Hope Breakfast Bar's owners have big plans for 2023.

Brian and Sarah Ingram are opening an Eagan location of the breakfast-centric restaurant, known for its inventive pancake and French toast creations, by spring of next year.

And that's not all. Brian Ingram says he's looking at locations in downtown Minneapolis, Edina and other suburban areas for additional expansions of the brand.

The Eagan location will be the fourth outpost for the brand since the first opened in a historic firehouse in St. Paul in 2019. There's also a Hope in St. Louis Park's West End, and an Express version at Gillette Children's Hospital.

"We've had tremendous success with it," Ingram said. "And I think it all goes back to being involved with the community and that give-back piece of what we do with Hope."

While the Ingrams' Purpose Restaurants group donates 3% of sales to charity, the Hope brand in particular is a conduit to direct help.

"We always wanted Hope to be community-driven," Ingram said. During the pandemic, it supplied food to those in need. The restaurant has been feeding Ukrainian refugees and hospitalized soldiers, he said. Revenue has gone to pay for seven funerals for people lost to gun violence.
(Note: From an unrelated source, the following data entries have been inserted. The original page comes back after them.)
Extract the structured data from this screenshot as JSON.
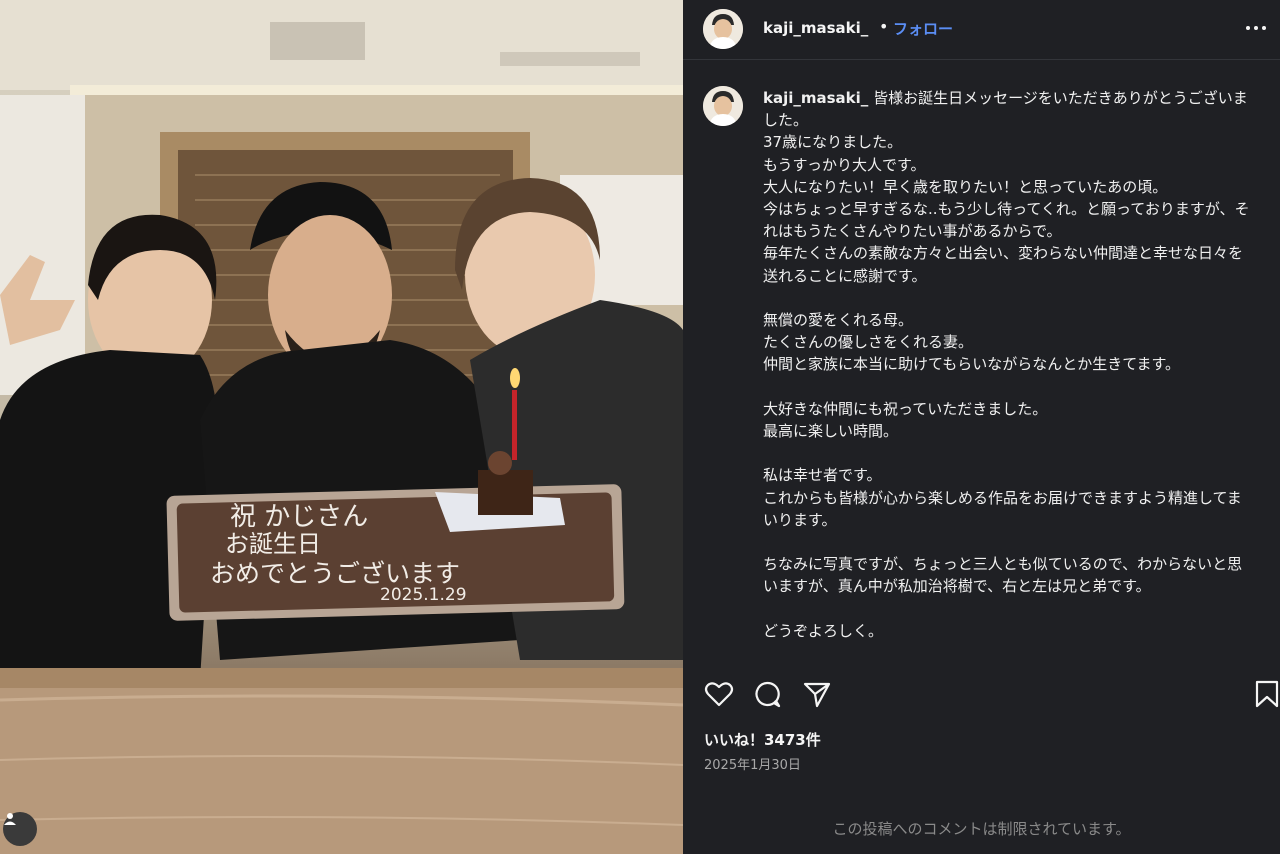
{
  "photo": {
    "board_text_line1": "祝 かじさん",
    "board_text_line2": "お誕生日",
    "board_text_line3": "おめでとうございます",
    "board_date": "2025.1.29",
    "tag_icon": "person-icon"
  },
  "header": {
    "username": "kaji_masaki_",
    "separator": "•",
    "follow_label": "フォロー",
    "more_icon": "more-horizontal-icon"
  },
  "caption": {
    "username": "kaji_masaki_",
    "text": "皆様お誕生日メッセージをいただきありがとうございました。\n37歳になりました。\nもうすっかり大人です。\n大人になりたい！早く歳を取りたい！と思っていたあの頃。\n今はちょっと早すぎるな..もう少し待ってくれ。と願っておりますが、それはもうたくさんやりたい事があるからで。\n毎年たくさんの素敵な方々と出会い、変わらない仲間達と幸せな日々を送れることに感謝です。\n\n無償の愛をくれる母。\nたくさんの優しさをくれる妻。\n仲間と家族に本当に助けてもらいながらなんとか生きてます。\n\n大好きな仲間にも祝っていただきました。\n最高に楽しい時間。\n\n私は幸せ者です。\nこれからも皆様が心から楽しめる作品をお届けできますよう精進してまいります。\n\nちなみに写真ですが、ちょっと三人とも似ているので、わからないと思いますが、真ん中が私加治将樹で、右と左は兄と弟です。\n\nどうぞよろしく。"
  },
  "actions": {
    "like_icon": "heart-icon",
    "comment_icon": "comment-icon",
    "share_icon": "send-icon",
    "save_icon": "bookmark-icon"
  },
  "likes": "いいね！3473件",
  "date": "2025年1月30日",
  "comments_notice": "この投稿へのコメントは制限されています。",
  "colors": {
    "panel_bg": "#1f2024",
    "accent": "#5b8ef5",
    "muted": "#a8a8a8"
  }
}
And the restaurants have offered food to homeless shelters in the communities where they are based.

The plan is to continue the specific, direct community-based outreach in the areas surrounding the new locations. Ingram selected the new Eagan site, in a former judo studio on Diffley Road, because it is adjacent to two schools and a recreational area. He's also about to launch a franchise opportunity, so Hope Breakfast Bar — and its mission — can become family-owned businesses throughout the country.

"The driving force of Hope is how do we get very embedded in the community and work diligently with that community?" Ingram said. "Yeah, we need them to be profitable so we can keep opening them and making a difference. But our goal at Hope is to give back as much as we can."

Meanwhile, Ingram is at work to open what he says is the last of his non-Hope projects for a while. Spring Break, a nostalgia-fueled homage to the MTV shows from the '90s and early '00s about sun-soaked college parties, is on track to open across from the Xcel Energy Center in St. Paul by April.

"We just want it to feel like you're on spring break and you're having fun," he said.

The Ingrams also recently opened the Apostle Supper Club at a neighboring site.

But that's all for now, as they shift gears into Hope's expansion.

"All I do is write restaurant concepts when I can't sleep at night," Ingram said. But if he tries to open any more, he says, "my wife will kill me."